Personal preferences and uninformed opinions can sabotage the design process.
We were told back in 2016 that we’d had enough of experts. It was the year that populism surged on both sides of the Atlantic, and ‘fake news’ became a household phrase. Perhaps walking the walk isn’t as important as talking the talk after all?
Well, no. Leonardo da Vinci once said: “The greatest deception men suffer is their own opinions.” In a free society, we’re all entitled to think what we like – but an earnestly held opinion is not the same as a fact. There are so many walks of life where we all need to listen a bit more intently to people who know what they’re on about. Design is one of them.
As the old adage goes, opinions are like assholes – everyone has one, and most of them stink. Savvy clients work with experienced agencies because they can use their years of experience to solve a brief in a commercially effective way. In short, it pays to hire someone who knows what they’re doing.
There was a meme doing the rounds a few years back – a sliding scale of how much to charge for design work. The simplest option, “I design everything” was the cheapest, progressing through “I design, you watch”, then “…you advise”, “…you help” and so on. The most expensive tier brought it full circle: “You design everything.”
It’s an in-joke designed to raise a weary smile in designers for whom relentless client ‘opinions’ are the bane of their working life. But there’s a serious point in there too. Our clients are the experts at what they do. We are the experts at what we do. Together, we build a fruitful collaboration based on our relative areas of expertise.
That’s not to say that great ideas can’t come from the client side. In fact, they often do. Design-savvy clients see the process as a partnership that draws on our individual strengths, and we welcome their informed opinions with open arms. No, we’re talking about uniformed opinions. In other words, personal preferences.
Clients who lean towards a particular colour choice purely because they like it, rather than understanding how a brand palette must be carefully crafted to suit the needs of their business, and the tastes of their customers.
Clients who request a last-minute change to the typeface on a whim because they spotted a font they liked on a menu, blind to all the factors that we’ve already considered – like legibility, brand personality, and whether it’s actually fit for purpose across print, digital and any other intended uses.

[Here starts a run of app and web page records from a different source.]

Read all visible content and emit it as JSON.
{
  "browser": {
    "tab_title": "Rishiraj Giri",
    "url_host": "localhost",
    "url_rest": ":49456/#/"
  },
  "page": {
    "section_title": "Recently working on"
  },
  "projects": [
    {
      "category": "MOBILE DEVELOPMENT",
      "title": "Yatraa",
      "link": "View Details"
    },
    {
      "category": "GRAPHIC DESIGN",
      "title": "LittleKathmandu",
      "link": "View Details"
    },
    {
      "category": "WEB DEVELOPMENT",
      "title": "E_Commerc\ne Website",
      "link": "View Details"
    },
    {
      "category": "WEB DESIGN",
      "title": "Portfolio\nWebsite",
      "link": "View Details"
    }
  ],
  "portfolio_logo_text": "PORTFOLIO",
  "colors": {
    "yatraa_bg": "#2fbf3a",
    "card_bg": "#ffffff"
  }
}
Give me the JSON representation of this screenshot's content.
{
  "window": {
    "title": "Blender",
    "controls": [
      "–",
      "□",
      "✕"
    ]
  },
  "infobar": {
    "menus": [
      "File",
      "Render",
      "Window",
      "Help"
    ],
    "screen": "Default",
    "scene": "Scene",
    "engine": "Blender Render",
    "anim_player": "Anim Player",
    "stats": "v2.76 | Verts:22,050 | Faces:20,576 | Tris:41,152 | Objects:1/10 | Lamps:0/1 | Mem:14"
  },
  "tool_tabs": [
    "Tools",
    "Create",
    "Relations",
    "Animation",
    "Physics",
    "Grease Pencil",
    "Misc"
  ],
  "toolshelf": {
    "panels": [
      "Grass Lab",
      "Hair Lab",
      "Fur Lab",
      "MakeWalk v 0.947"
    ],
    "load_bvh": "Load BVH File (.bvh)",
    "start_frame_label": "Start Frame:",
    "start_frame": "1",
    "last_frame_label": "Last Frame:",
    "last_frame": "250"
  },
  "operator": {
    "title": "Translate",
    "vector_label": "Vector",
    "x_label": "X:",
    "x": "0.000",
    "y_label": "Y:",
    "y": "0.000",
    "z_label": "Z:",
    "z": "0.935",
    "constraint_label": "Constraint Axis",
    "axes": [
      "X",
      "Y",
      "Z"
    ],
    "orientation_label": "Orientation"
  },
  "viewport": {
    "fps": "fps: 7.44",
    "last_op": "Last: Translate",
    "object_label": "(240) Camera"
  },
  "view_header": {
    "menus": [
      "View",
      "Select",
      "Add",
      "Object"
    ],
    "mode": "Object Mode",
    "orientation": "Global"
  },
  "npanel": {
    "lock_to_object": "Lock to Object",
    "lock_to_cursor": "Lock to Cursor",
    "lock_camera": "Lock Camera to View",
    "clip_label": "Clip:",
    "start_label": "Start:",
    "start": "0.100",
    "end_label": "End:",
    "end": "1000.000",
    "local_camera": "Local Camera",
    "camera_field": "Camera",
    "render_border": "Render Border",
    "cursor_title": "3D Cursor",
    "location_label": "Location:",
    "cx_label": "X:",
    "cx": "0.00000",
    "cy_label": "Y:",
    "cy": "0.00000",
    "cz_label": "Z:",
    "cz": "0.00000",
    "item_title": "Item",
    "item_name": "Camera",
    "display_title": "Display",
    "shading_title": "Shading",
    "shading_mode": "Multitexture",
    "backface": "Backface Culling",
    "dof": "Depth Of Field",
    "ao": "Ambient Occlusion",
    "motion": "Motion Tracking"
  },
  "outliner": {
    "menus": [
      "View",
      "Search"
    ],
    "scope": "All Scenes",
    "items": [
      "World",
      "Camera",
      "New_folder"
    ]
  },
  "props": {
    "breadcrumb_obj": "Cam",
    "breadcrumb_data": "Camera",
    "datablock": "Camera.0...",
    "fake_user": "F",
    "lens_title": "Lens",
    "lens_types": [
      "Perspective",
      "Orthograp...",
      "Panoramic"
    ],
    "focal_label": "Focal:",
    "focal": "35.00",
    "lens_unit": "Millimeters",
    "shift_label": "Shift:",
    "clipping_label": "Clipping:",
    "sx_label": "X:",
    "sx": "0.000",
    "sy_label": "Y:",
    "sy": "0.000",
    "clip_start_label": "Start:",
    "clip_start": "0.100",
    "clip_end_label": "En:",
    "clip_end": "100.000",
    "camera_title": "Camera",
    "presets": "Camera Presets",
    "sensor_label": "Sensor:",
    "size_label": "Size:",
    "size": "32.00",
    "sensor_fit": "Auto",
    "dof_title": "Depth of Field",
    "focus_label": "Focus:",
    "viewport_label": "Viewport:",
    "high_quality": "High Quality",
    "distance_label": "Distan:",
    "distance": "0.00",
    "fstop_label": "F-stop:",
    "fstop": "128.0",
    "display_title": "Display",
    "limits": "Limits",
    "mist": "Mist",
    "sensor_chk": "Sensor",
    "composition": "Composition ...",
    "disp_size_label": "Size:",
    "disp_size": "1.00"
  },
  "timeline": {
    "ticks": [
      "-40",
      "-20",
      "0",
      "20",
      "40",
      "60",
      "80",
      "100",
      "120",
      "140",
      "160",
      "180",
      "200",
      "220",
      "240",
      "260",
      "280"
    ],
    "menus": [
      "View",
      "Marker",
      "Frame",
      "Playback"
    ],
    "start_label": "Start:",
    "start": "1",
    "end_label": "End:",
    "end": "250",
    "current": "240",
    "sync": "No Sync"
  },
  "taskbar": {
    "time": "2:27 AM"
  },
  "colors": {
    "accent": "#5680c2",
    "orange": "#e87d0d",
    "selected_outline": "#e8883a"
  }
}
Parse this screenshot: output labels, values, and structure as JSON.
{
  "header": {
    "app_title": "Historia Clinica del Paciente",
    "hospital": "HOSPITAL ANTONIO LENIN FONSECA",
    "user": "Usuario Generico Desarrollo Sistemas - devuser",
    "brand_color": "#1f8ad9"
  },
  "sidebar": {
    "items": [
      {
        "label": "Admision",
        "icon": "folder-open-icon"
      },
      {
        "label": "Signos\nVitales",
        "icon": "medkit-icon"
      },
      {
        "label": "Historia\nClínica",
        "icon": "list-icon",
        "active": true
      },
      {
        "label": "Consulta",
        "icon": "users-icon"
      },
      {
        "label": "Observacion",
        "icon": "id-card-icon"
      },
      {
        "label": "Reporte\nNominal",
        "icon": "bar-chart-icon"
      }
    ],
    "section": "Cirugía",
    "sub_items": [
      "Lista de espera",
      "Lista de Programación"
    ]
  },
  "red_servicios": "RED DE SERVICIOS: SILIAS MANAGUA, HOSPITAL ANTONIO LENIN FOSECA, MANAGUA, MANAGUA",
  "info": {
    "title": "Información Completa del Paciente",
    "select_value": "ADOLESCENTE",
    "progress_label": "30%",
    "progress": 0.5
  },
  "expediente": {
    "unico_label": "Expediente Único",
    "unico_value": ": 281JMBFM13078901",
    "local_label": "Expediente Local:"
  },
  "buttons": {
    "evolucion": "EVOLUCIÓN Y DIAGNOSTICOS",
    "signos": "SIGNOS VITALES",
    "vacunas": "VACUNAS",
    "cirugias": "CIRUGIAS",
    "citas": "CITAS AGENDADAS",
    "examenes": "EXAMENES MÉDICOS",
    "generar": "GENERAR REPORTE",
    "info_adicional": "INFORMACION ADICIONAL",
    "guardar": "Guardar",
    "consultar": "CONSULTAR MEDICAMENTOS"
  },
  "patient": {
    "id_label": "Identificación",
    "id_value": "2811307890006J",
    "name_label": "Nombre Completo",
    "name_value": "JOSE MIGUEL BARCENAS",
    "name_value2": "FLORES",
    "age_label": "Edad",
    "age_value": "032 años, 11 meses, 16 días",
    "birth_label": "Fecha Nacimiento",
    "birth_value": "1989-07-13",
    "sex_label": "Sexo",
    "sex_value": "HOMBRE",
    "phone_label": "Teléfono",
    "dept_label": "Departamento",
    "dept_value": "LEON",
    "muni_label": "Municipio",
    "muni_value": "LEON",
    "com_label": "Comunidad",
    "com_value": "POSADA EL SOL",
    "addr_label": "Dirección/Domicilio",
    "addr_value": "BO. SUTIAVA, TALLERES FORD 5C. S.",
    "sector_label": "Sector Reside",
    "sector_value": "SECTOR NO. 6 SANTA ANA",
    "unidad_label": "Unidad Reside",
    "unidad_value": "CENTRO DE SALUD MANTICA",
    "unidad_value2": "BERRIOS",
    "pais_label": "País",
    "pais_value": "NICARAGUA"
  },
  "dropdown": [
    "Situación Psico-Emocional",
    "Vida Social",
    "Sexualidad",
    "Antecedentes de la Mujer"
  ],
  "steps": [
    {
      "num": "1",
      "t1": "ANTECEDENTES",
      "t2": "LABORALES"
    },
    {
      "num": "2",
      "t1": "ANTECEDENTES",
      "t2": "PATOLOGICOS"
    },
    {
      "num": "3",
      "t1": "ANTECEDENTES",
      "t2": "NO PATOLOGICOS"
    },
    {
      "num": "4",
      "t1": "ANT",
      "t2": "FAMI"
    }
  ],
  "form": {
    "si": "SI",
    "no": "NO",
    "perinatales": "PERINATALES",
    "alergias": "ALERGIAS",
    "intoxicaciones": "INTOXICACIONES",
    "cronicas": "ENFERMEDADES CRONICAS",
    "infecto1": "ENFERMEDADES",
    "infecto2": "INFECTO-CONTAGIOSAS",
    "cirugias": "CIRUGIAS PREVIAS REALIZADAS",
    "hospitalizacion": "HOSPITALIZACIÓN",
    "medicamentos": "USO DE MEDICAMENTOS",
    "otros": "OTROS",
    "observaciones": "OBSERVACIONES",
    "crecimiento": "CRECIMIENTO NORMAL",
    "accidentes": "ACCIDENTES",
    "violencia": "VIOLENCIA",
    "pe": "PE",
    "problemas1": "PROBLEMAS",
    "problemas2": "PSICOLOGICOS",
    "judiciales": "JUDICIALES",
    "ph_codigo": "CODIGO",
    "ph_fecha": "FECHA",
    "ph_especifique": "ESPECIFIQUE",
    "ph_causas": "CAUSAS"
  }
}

Clients who, rather than providing the top-level input we need to progress and refine a design concept, roll up their sleeves and get stuck into the little details – make the logo a fraction bigger, shift that line a pixel to the right, and so on. It’s simple enough: if you’ve hired an experienced design agency to solve your brief, trust that they know what they’re talking about. We haven’t had enough of experts – have you?